Drylotting cows: An option during drought

SDSU Extension
Farm Forum

BROOKINGS — Feeding cattle in a drylot rather than range or pasture may be a viable alternative for livestock producers dealing with drought conditions this year, said Warren Rusche, SDSU Extension beef feedlot management associate.

“If drought conditions become severe enough that productive cows must be removed from pastures — or never sent to grass at all — making the best decision becomes much more complex,” Rusche said. “Feeding pairs in a drylot setting is one alternative management strategy that may be worth considering.”

Drylotting strategy

Drylotting allows ranchers to hold on to productive cows until it rains again and pasture conditions improve,” Rusche said.

He added that drylotting also facilitates early weaning, which saves additional feed.

For operations with sufficient feed resources, Rusche said buying pairs from drought-stricken areas and placing them on feed may be an opportunity.

“Market timing can be an issue if the plan is to market slaughter cows and then either sell or retain the calves,” he said. “Placing younger cows in the drylot offers the potential for marketing young bred females at a premium plus the value of a weaned calf.”

Dietary considerations

If drylotting is the option a producer goes with, Rusche explained that research data from a number of universities shows cow-calf pairs do well on a wide variety of diets – either by limit feeding or by allowing unlimited access to feed.

Table 1 provides examples of diets used by North Dakota State University and by the University of Nebraska.

“These diets rely on relatively cheap sources of roughage combined with grain or by-product feeds,” Rusche said.

Other considerations

Other considerations for feeding pairs in a drylot include:

• Take steps to minimize hay waste if cattle have ad-lib access.

• Manage bunks carefully to prevent acidosis or other digestive upsets when limit feeding.

• Provide ample bunk space for both the cow and her calf, as much as 3 to 4 feet per pair.

• Manage pens to reduce fly pressure and the incidence of mud.

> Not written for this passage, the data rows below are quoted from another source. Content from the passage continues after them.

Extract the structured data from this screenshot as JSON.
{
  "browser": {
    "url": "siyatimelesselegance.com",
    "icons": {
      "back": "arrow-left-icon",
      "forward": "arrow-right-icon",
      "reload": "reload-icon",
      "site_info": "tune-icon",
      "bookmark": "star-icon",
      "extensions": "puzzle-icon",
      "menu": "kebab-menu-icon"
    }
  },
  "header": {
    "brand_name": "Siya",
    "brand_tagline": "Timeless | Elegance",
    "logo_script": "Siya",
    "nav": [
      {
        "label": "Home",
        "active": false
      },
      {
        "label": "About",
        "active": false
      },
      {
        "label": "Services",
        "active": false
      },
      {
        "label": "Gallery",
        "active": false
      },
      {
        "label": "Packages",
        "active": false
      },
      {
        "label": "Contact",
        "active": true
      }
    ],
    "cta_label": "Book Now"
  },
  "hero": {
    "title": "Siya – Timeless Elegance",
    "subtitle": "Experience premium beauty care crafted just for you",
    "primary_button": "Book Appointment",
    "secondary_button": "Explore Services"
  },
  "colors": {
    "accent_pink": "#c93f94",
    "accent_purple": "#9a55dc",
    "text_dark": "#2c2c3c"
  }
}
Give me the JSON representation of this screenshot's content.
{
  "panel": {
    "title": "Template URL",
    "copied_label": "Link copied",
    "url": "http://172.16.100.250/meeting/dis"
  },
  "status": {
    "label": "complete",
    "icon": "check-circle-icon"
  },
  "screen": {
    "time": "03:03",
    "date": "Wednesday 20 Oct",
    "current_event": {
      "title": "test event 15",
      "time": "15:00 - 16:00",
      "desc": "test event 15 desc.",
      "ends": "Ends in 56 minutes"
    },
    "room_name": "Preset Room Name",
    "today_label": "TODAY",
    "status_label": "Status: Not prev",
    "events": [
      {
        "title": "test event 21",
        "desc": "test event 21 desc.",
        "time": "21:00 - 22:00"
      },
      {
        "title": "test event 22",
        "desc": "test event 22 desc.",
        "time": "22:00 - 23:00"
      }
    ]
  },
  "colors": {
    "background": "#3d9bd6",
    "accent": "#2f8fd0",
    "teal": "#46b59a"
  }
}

• Providing shade may be beneficial in reducing heat stress in the calves. A dedicated creep area for the calves will also help keep the calves healthier.

• If newly purchased cattle are brought into the yard, keep pairs isolated to avoid respiratory disease.